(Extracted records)
**********

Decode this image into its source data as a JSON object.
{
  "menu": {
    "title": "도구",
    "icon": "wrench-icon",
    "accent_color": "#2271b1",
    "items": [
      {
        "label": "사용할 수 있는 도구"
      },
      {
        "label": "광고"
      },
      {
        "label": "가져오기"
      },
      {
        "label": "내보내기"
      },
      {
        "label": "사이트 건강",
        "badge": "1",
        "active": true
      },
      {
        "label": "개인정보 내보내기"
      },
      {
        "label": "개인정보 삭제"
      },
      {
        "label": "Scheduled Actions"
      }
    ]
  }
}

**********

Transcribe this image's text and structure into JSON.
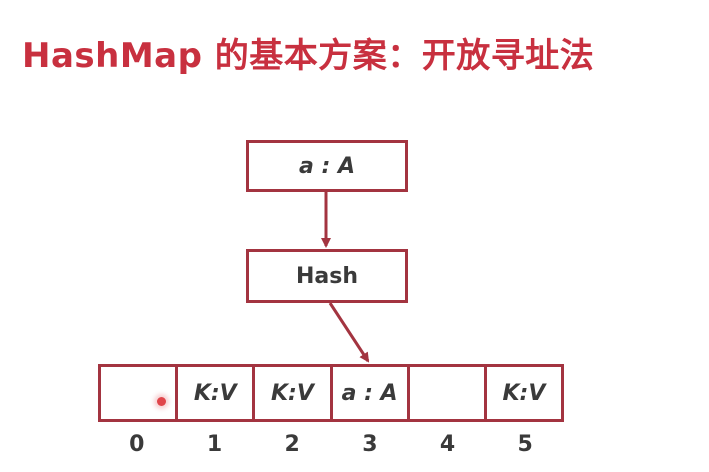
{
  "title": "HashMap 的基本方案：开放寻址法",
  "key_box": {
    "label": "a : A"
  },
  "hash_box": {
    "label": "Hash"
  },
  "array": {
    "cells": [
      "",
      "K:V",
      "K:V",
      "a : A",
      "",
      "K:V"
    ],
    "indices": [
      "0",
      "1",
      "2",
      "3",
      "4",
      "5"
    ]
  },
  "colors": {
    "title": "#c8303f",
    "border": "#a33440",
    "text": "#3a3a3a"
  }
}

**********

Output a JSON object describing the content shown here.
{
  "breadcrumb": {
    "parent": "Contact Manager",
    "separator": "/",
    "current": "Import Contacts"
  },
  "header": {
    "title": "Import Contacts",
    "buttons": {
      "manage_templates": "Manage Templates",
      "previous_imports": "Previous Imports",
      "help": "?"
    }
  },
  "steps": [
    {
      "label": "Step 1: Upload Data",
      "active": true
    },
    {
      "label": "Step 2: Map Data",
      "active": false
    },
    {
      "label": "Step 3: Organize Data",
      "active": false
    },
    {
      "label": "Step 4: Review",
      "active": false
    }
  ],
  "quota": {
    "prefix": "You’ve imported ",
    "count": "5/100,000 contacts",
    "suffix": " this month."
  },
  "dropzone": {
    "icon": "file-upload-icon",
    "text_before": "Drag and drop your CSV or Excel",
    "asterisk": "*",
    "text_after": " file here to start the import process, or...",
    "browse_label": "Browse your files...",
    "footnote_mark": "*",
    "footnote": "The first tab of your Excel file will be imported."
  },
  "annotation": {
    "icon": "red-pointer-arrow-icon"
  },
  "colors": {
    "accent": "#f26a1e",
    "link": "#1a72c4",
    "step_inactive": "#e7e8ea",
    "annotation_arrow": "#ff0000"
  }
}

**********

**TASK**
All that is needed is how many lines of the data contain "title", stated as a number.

**OUTPUT OF THE TASK**
4